(RECORDS TO PROCESS)

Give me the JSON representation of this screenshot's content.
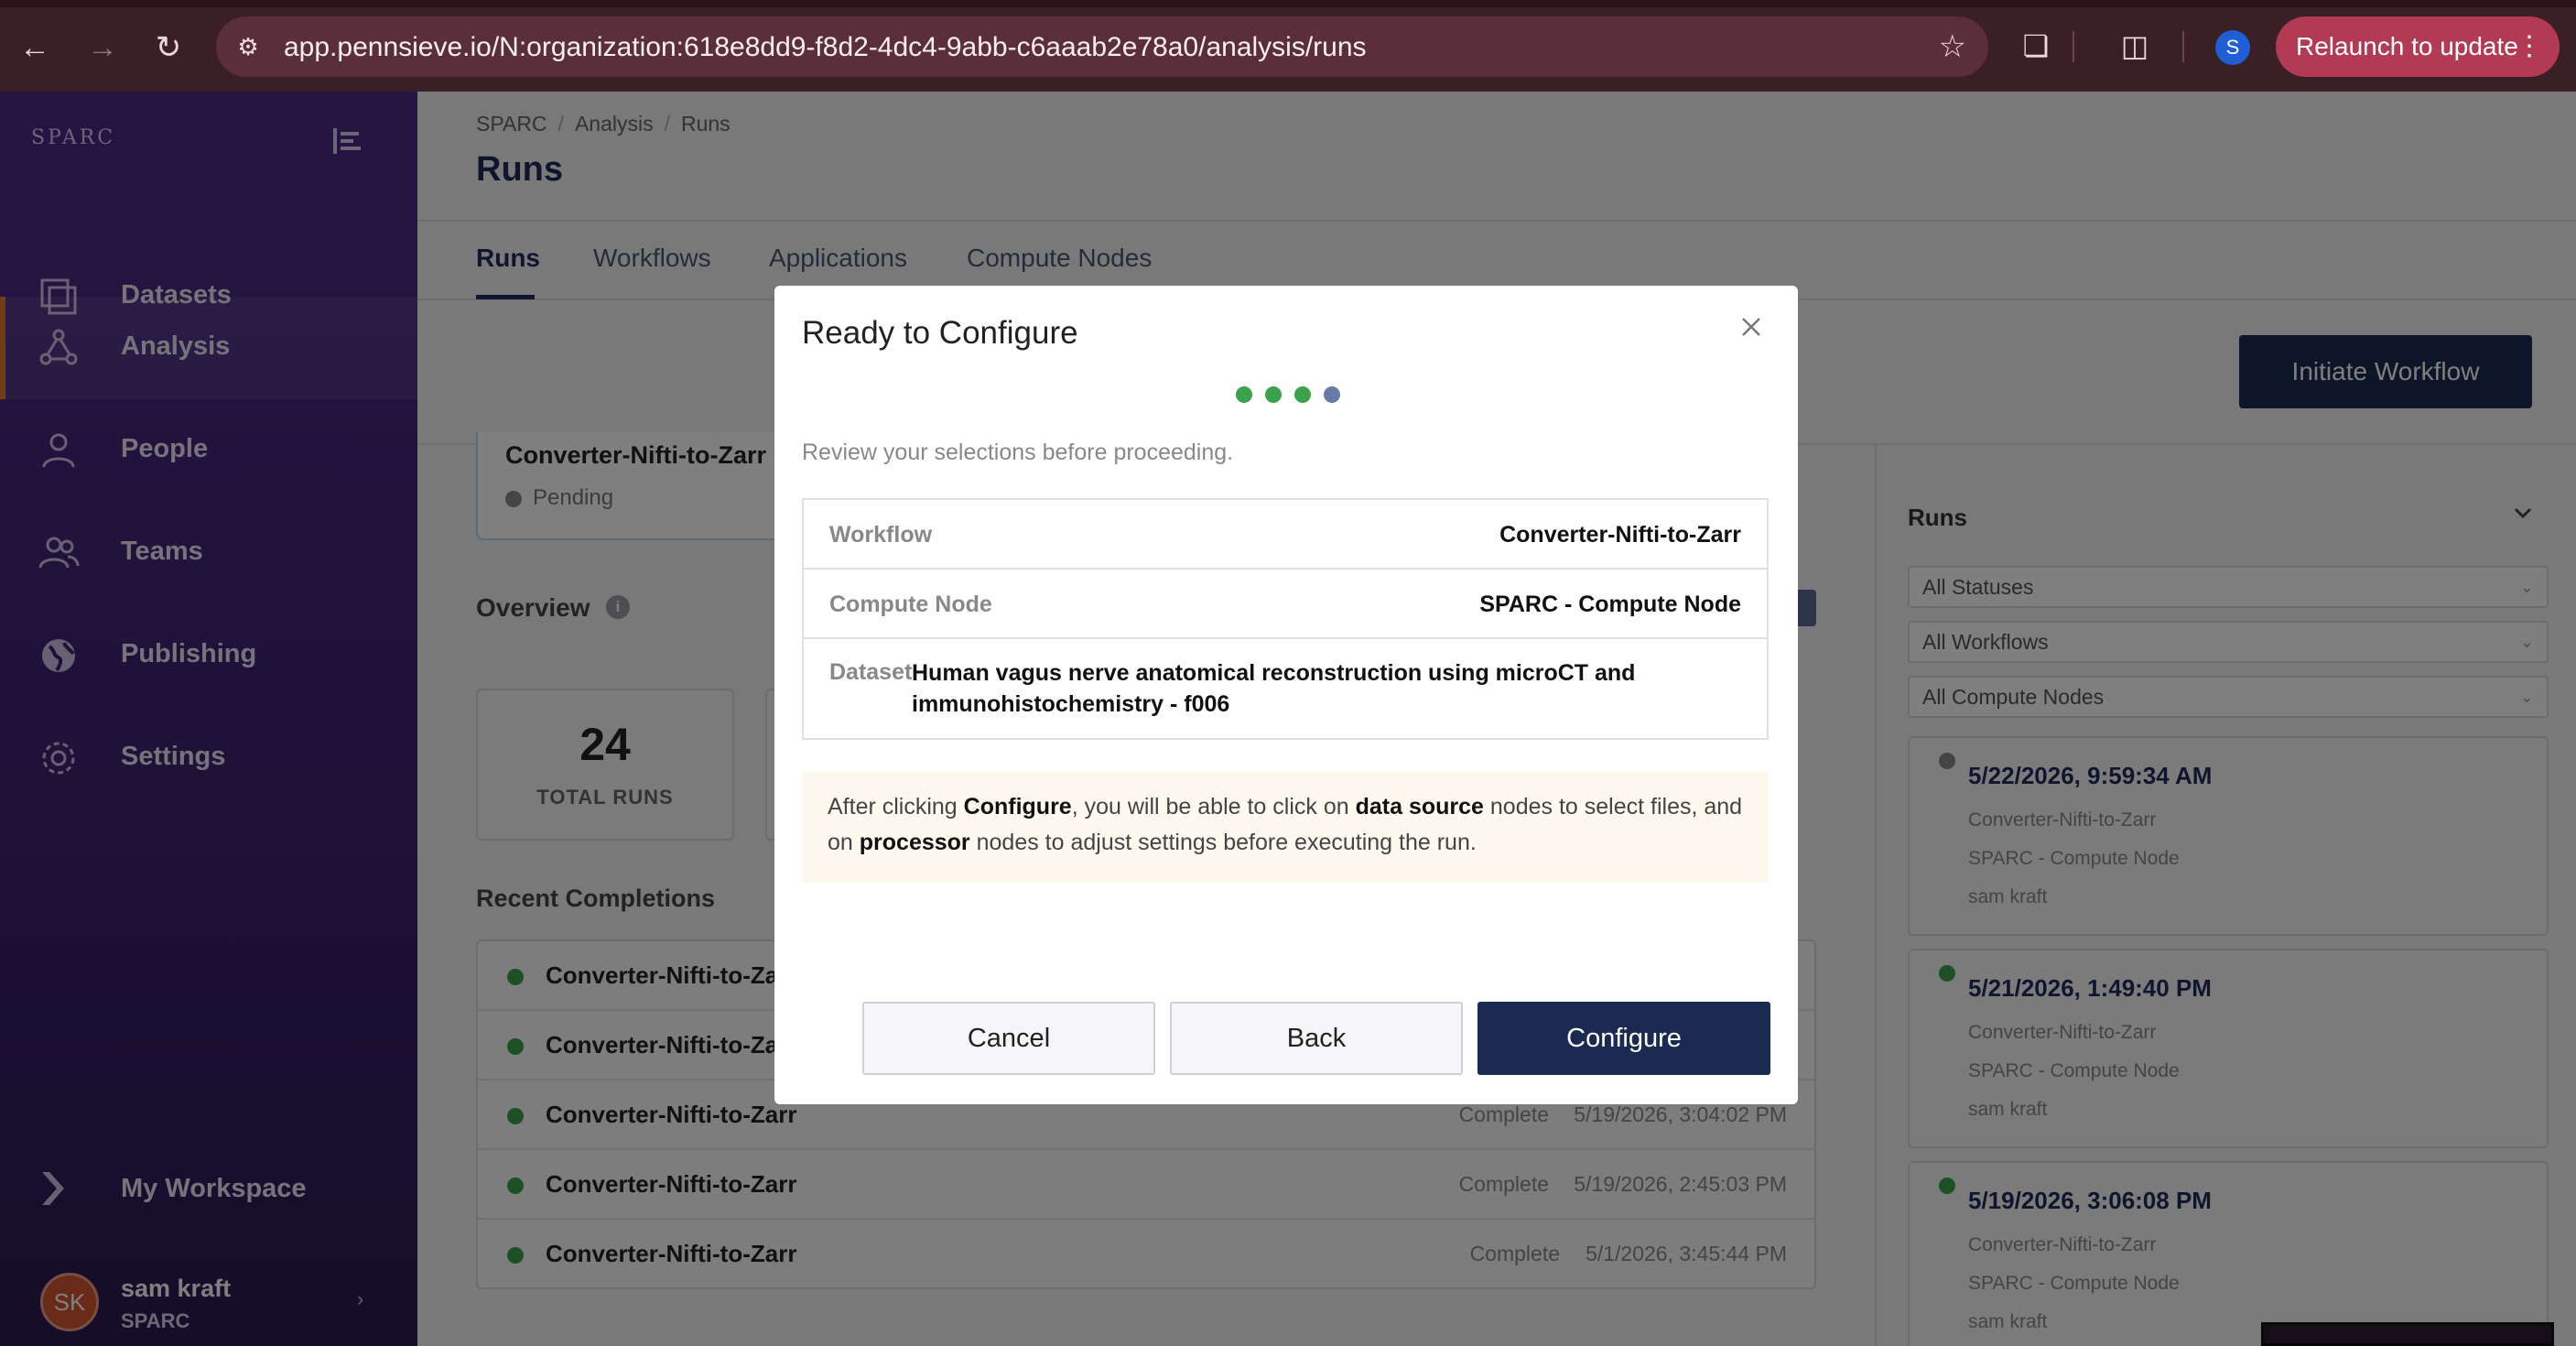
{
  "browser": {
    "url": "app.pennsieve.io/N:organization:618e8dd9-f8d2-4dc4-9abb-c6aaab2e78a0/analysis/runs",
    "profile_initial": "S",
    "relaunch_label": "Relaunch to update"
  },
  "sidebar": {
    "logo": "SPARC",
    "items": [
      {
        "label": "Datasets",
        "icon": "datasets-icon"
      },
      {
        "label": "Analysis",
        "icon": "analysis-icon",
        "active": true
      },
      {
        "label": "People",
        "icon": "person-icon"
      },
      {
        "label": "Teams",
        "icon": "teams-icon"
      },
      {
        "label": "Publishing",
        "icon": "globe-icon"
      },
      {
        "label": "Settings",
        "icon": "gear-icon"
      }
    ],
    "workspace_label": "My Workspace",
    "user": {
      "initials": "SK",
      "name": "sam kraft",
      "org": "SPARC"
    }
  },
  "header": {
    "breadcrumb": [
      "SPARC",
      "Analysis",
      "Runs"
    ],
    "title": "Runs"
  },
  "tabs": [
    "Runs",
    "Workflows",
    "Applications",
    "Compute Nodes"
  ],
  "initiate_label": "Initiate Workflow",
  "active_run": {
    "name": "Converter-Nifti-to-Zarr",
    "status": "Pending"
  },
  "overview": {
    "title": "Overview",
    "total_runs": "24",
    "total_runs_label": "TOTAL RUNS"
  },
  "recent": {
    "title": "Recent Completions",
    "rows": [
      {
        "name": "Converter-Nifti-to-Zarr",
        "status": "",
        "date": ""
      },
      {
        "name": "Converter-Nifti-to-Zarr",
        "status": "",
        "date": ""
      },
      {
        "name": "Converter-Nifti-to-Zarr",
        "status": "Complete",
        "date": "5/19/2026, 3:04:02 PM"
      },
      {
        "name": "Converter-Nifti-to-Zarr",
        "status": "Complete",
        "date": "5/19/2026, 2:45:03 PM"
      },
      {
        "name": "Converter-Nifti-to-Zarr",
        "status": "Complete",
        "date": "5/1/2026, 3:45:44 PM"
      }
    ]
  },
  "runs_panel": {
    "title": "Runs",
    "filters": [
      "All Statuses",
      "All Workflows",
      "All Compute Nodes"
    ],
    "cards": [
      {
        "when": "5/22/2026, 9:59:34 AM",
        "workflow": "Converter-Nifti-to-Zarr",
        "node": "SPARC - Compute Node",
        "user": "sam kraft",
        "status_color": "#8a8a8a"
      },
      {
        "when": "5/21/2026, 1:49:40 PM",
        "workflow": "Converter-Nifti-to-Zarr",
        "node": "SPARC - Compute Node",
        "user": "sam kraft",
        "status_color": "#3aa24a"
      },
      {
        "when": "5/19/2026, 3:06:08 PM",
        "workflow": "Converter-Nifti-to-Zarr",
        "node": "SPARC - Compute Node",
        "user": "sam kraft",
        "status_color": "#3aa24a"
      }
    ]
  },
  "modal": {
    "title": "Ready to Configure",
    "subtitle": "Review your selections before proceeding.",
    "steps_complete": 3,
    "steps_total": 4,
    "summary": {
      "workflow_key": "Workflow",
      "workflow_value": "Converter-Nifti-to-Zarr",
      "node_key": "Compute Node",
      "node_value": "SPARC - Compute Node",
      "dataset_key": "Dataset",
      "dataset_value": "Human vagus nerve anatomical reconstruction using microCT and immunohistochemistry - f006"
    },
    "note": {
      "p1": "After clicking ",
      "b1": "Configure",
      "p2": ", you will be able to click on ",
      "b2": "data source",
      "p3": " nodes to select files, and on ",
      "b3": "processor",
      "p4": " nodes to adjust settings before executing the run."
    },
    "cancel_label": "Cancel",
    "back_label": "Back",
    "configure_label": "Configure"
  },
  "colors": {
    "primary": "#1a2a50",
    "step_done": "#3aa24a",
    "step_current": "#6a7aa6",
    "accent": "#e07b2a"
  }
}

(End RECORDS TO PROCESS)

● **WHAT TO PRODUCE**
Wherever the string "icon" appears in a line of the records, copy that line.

● **RESPONSE FOR THIS EXERCISE**
        "icon": "datasets-icon"
        "icon": "analysis-icon",
        "icon": "person-icon"
        "icon": "teams-icon"
        "icon": "globe-icon"
        "icon": "gear-icon"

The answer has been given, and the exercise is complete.